Well, this is a nice bit of middle ground.
Kino no Tabi: The Beautiful World – The Animated Series
(Kin’s Journey: The Beautiful World – The Animated Series)
Studio: EGG Firm
Genre: Adventure, Slice of Life
Right off the bat, it’s apparent to me that this is going to be the make-or-break point for most people. If you want a Kino that takes the outside-looking-in perspective, episode 1 was for you. If you wanted a Kino that takes a little initiative, then episode 2 is the one you want. This episode? This one was pretty squarely in the middle. For the majority of it, Kino doesn’t do much, aside from learning about the new country she’s found herself in. But come the episode’s… “climax,” she’s back to showing exactly what makes her so interesting on her own – her ability to get things done when she feels like it.
The setup for the episode was actually pretty interesting if you’ve been paying attention. It was established that Kino only spends three days in any country, as that was the perfect amount of time to get to know the place. Would that be true in real life? Probably not, but the countries in this world seem to be far more akin to large cities than anything. Point is, so far they don’t seem to be all that large. Case in point, the country featured in this episode. It’s a mobile country – essentially a city on wheels. The thing that makes this interesting is that here Kino decides to stay for five to ten days. And when you discover the reason why, at the end of the episode, you’ll probably be left with the exact same response as myself.
That aside, the episode is fairly slow as was the first. But like the first, it works largely because of audience expectation, and atmosphere. The place was immediately established as being incredibly nice. It was clean, had plenty of amenities, and a generally nice community. There wasn’t a sense of paranoia within the setting, itself, like in the first episode. The paranoia came from expecting things to suddenly get dreary because of the way the previous two episodes went. And there wasn’t an overwhelming feeling of hostility, as with the most recent episode. Basically, the setting seemed almost too nice. And when the one most significant flaw in the place is pointed out, it isn’t taken quite to where one might expect. So what is the payoff? Unexpected. Certainly unexpected.
Something that was particularly interesting about the episode was the way it painted the actual conflict, once that conflict was introduced. Audiences might look at one situation and think one thing about what’s happening. However, the episode does that thing where it introduces another perspective on the issue and rather than taking the side, allows the audience to come to their own conclusion. It doesn’t waste any time on the semantics of whether Kino’s actions were right or wrong. Instead, it leaves everything open. I can appreciate that in a series like this.
You don’t learn a terrible lot about Kino in this particular episode. We don’t get a tremendous amount of character out of her, in other words. Her motivations in this episode are largely much less intrinsically linked to who she is than in the past two episodes. That is the most noteworthy flaw to be found. And if you’re more interested in that, then it is a pretty noteworthy one. I would like to learn more about Kino, myself, though at this point I kind of have to acknowledge that this is going to be a pretty generally slow burn. So I’m perhaps more forgiving to it on that front than I am for other things, in the long run.
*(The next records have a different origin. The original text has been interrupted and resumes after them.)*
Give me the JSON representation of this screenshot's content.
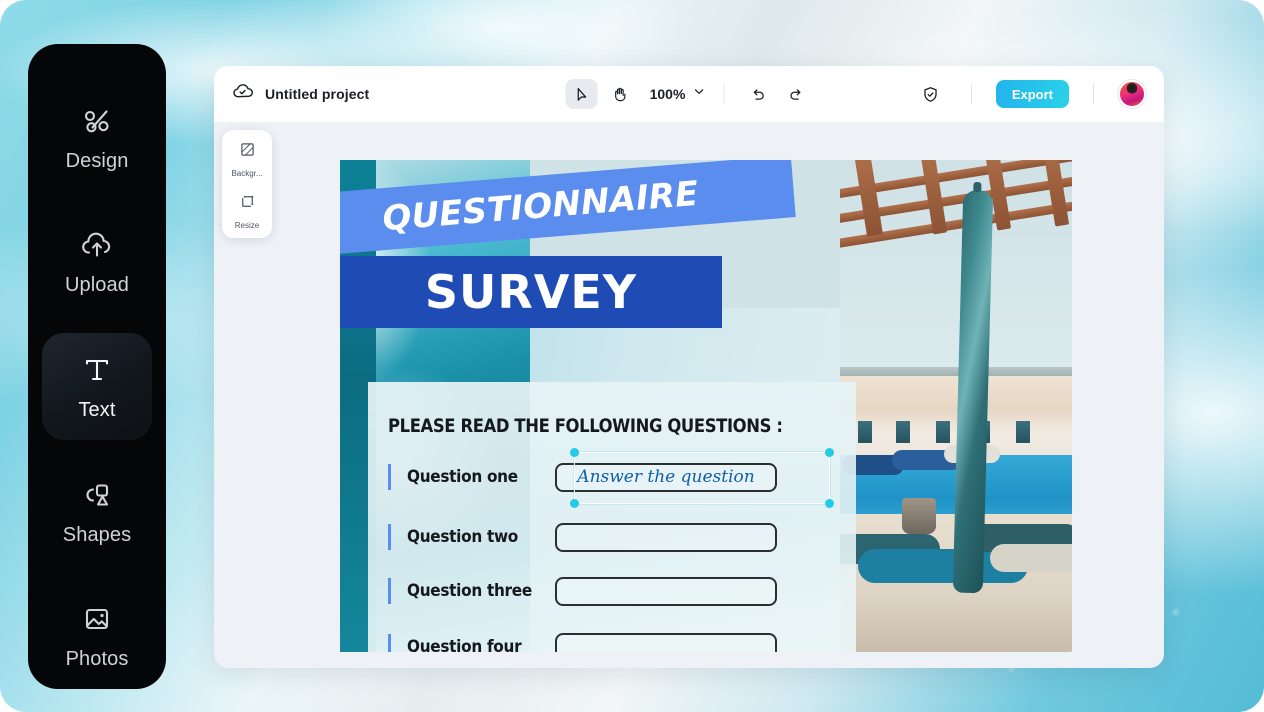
{
  "app": {
    "sidebar": {
      "items": [
        {
          "label": "Design",
          "icon": "design-icon",
          "active": false
        },
        {
          "label": "Upload",
          "icon": "upload-cloud-icon",
          "active": false
        },
        {
          "label": "Text",
          "icon": "text-t-icon",
          "active": true
        },
        {
          "label": "Shapes",
          "icon": "shapes-icon",
          "active": false
        },
        {
          "label": "Photos",
          "icon": "photo-icon",
          "active": false
        }
      ]
    },
    "toolbar": {
      "cloud_icon": "cloud-check-icon",
      "project_title": "Untitled project",
      "select_tool_icon": "cursor-arrow-icon",
      "hand_tool_icon": "hand-icon",
      "zoom_level": "100%",
      "zoom_chevron_icon": "chevron-down-icon",
      "undo_icon": "undo-arrow-icon",
      "redo_icon": "redo-arrow-icon",
      "shield_icon": "shield-check-icon",
      "export_label": "Export",
      "avatar_name": "user-avatar"
    },
    "side_panel": {
      "items": [
        {
          "label": "Backgr...",
          "icon": "background-swatch-icon"
        },
        {
          "label": "Resize",
          "icon": "resize-frame-icon"
        }
      ]
    }
  },
  "design": {
    "banner_top": "QUESTIONNAIRE",
    "banner_bottom": "SURVEY",
    "heading": "PLEASE READ THE FOLLOWING QUESTIONS :",
    "questions": [
      {
        "label": "Question one",
        "answer": "Answer the question",
        "selected": true
      },
      {
        "label": "Question two",
        "answer": "",
        "selected": false
      },
      {
        "label": "Question three",
        "answer": "",
        "selected": false
      },
      {
        "label": "Question four",
        "answer": "",
        "selected": false
      }
    ]
  },
  "colors": {
    "accent_export": "#2ac6e6",
    "banner_light_blue": "#5b8dee",
    "banner_dark_blue": "#1f4bb5",
    "selection_handle": "#22cbe6",
    "answer_text": "#0f5fa8",
    "sidebar_bg": "#050608",
    "workspace_bg": "#eef1f5"
  }
}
Overall, I’m rather enjoying this one. It isn’t a high-adventure, loaded with action or humor. There isn’t a ton of plot or deeply interwoven world-building. But it poses interesting ideas to think about. It’s a breezy, relaxing watch, that can be pretty thought-provoking. Certainly worth the time investment, overall. But if it’s not your thing, maybe you’ll enjoy some of the other anime, this season. We got the reviews to help you decide.
Kino no Tabi: The Beautiful World is Simulcast on Crunchyroll, Fridays at 11:30am EDT.